++++ Data for this exercise
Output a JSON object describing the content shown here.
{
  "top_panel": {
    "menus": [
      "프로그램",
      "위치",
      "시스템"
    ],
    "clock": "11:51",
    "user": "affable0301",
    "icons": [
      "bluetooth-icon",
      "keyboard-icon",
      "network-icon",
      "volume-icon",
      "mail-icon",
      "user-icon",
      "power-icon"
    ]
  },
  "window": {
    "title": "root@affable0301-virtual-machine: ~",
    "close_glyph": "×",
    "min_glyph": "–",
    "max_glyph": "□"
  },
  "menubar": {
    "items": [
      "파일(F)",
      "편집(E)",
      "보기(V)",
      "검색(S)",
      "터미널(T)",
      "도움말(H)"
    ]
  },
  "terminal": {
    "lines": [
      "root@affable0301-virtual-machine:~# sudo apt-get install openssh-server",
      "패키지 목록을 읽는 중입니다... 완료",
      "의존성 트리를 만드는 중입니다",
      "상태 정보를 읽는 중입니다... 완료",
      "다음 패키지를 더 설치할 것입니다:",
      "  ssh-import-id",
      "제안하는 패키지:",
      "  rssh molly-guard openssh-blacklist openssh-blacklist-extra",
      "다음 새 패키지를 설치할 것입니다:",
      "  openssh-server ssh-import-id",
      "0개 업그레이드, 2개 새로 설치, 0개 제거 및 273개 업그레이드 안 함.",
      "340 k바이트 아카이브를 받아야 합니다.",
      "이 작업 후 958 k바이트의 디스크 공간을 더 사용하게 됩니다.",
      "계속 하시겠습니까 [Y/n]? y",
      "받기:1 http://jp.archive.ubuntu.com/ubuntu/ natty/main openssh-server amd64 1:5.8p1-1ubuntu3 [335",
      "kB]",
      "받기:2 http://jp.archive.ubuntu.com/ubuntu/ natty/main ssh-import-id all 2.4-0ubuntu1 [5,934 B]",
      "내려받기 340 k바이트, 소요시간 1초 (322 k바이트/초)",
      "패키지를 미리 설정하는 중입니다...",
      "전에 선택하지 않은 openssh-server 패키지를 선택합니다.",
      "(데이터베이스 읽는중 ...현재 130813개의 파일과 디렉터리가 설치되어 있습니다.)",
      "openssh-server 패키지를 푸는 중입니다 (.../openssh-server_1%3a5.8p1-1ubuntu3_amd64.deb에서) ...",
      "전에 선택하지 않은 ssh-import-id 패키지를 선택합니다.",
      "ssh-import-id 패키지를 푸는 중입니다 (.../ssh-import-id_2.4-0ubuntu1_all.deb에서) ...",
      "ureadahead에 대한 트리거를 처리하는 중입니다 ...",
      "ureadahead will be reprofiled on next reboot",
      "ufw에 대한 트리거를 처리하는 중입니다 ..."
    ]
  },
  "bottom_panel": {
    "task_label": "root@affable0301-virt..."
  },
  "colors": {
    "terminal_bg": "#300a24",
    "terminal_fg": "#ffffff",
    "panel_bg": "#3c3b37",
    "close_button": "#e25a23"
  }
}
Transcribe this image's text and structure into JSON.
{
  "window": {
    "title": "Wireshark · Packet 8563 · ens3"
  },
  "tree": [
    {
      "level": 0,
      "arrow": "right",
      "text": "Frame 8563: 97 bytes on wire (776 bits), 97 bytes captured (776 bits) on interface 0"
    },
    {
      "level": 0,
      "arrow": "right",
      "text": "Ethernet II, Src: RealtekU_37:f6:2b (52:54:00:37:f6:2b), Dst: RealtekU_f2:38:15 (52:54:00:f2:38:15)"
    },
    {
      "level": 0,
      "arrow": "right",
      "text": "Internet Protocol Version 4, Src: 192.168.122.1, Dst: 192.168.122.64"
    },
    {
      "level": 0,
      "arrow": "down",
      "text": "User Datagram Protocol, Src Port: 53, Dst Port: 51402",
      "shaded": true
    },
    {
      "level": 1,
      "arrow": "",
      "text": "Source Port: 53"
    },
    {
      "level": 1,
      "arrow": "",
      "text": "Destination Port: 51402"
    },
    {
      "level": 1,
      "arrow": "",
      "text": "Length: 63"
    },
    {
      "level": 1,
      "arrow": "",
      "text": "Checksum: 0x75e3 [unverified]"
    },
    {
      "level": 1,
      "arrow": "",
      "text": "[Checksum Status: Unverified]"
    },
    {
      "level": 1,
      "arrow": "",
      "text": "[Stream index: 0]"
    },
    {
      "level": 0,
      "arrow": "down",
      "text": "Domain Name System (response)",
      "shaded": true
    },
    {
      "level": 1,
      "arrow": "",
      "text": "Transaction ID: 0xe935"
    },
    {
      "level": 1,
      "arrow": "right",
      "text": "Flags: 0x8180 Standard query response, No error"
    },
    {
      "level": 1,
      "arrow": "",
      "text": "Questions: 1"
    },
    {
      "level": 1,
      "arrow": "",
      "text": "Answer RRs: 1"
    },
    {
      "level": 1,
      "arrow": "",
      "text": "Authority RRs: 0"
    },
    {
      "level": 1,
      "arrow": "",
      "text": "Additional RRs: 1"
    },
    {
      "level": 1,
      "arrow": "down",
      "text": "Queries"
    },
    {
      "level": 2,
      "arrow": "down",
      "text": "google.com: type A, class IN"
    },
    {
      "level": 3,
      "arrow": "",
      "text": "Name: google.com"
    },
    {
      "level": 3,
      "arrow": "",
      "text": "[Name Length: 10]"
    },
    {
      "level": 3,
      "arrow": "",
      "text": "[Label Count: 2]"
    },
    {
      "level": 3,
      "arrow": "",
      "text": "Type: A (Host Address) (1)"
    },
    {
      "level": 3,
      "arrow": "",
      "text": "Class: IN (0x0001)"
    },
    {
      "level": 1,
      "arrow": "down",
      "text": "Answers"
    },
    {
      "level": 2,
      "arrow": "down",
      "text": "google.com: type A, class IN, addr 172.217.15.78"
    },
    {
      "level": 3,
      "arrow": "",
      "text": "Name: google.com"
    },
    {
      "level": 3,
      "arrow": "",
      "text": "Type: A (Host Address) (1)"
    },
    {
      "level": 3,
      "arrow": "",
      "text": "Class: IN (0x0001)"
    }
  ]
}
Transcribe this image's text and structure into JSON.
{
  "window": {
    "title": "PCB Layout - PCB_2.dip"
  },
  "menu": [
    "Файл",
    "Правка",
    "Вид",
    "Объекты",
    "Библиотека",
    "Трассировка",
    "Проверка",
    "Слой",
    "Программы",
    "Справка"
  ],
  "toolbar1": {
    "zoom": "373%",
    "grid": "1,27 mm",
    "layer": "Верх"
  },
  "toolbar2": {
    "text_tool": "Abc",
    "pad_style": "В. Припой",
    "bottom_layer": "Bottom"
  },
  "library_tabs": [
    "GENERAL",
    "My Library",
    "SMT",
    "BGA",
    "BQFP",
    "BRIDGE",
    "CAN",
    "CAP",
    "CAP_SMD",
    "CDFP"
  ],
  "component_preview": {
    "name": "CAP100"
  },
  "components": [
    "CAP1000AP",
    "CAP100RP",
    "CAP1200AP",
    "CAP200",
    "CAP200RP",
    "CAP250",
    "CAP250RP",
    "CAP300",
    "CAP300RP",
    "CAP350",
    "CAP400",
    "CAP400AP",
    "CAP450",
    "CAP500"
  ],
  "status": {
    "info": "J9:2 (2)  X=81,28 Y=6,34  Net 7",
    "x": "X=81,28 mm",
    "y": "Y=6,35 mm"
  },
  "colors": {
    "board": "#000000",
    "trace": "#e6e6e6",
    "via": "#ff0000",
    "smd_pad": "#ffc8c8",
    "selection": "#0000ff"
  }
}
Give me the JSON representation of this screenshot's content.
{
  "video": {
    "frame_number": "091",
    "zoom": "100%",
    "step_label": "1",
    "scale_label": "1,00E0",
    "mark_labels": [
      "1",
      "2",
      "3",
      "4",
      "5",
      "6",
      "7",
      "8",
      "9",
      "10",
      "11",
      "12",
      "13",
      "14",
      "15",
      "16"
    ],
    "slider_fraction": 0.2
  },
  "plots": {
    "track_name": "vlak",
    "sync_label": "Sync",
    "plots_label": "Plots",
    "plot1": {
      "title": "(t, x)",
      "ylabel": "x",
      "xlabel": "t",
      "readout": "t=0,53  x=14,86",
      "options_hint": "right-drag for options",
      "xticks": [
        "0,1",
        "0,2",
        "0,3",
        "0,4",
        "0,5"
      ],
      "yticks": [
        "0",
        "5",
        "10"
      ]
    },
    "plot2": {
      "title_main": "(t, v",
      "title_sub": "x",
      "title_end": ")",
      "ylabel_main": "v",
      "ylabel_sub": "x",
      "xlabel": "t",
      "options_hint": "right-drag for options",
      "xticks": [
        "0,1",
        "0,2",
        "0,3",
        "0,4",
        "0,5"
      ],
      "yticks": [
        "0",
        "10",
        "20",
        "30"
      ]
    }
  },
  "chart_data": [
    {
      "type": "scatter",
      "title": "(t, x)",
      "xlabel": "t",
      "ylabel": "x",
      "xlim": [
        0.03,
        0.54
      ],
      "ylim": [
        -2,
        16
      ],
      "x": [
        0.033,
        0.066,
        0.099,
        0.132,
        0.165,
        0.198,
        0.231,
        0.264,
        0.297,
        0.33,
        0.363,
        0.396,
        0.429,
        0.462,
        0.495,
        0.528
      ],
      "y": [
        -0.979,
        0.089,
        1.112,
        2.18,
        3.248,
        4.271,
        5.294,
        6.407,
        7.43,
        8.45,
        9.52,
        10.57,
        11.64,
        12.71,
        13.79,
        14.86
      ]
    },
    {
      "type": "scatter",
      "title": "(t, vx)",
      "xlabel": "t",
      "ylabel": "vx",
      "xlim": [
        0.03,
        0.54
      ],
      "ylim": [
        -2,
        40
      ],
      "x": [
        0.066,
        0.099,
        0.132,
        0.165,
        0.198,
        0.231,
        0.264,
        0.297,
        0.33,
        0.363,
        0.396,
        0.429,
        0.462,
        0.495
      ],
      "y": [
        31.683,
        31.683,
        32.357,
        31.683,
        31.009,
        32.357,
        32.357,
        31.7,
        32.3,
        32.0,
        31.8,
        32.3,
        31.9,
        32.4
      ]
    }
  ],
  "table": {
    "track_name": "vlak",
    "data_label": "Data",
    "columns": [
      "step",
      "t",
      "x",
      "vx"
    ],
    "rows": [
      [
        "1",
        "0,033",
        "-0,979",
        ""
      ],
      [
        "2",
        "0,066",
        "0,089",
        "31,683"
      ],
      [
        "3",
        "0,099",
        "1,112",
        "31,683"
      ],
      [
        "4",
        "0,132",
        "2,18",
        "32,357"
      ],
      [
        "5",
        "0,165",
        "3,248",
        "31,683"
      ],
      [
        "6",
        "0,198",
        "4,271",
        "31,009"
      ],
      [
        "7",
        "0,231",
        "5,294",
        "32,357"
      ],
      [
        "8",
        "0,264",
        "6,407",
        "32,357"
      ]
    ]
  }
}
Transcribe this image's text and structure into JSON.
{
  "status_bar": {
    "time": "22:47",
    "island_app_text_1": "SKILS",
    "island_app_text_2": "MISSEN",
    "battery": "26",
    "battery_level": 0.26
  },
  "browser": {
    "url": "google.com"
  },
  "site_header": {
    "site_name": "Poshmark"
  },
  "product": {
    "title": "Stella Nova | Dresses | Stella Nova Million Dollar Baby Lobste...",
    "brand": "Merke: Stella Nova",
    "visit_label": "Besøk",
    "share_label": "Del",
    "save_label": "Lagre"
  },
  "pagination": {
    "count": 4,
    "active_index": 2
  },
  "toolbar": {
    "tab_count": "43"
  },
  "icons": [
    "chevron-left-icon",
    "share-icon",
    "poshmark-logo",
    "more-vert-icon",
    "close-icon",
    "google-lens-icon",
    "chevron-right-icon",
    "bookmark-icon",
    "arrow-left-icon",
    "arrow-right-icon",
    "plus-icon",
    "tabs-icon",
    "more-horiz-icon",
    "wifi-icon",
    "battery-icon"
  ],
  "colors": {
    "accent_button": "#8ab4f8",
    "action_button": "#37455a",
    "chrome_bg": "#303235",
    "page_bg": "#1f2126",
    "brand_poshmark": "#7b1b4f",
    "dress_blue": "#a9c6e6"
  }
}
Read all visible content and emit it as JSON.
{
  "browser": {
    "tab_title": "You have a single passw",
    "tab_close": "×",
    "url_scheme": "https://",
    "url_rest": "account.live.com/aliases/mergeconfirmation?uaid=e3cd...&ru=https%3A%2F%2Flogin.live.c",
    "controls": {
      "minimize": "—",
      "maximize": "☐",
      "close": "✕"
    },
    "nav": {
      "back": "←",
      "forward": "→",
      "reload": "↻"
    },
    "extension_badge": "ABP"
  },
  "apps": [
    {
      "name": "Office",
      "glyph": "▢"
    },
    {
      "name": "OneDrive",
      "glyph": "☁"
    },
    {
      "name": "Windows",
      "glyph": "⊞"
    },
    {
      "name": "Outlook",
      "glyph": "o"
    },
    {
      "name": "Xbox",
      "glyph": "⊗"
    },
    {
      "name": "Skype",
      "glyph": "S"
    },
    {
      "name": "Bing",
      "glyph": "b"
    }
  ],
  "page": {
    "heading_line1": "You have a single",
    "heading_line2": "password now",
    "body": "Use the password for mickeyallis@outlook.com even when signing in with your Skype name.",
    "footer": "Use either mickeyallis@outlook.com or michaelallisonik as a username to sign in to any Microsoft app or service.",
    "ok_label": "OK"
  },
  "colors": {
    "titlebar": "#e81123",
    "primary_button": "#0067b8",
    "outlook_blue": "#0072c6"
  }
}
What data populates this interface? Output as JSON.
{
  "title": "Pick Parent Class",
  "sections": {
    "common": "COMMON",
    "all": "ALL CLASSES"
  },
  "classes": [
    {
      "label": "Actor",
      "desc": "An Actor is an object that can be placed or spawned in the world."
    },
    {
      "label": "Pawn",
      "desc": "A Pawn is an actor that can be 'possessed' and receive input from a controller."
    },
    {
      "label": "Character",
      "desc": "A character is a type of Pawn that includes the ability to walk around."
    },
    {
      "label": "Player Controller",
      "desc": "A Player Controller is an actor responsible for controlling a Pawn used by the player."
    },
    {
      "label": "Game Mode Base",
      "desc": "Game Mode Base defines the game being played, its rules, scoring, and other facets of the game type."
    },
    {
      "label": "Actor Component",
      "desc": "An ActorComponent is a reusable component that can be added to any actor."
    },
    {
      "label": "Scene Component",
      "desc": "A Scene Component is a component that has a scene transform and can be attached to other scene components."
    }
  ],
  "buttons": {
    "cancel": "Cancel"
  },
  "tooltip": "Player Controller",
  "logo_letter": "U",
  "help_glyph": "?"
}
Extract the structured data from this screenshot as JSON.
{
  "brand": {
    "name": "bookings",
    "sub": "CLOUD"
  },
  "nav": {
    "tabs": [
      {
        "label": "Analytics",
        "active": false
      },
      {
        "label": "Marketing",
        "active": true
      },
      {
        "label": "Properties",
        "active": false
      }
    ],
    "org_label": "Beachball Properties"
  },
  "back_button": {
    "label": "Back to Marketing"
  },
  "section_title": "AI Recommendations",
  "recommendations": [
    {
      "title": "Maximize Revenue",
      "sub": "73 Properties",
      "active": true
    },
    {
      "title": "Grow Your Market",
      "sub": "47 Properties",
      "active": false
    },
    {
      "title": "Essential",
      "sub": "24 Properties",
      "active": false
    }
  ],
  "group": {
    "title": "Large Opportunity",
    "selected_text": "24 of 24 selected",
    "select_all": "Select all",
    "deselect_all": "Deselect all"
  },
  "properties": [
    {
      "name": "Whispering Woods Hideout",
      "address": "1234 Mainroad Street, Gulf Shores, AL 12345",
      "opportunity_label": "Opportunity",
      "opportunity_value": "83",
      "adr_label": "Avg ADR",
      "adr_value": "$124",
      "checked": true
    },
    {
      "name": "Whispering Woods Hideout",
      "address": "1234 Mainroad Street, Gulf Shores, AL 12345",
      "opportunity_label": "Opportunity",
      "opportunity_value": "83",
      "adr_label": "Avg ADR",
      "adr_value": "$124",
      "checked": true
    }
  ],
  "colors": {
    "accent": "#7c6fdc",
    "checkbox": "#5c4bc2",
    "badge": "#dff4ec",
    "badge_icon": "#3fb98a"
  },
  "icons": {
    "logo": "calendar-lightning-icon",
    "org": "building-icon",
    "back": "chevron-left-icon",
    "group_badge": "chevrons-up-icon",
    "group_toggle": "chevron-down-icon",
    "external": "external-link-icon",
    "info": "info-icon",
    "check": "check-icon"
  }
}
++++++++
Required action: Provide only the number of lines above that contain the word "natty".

Solution below: 2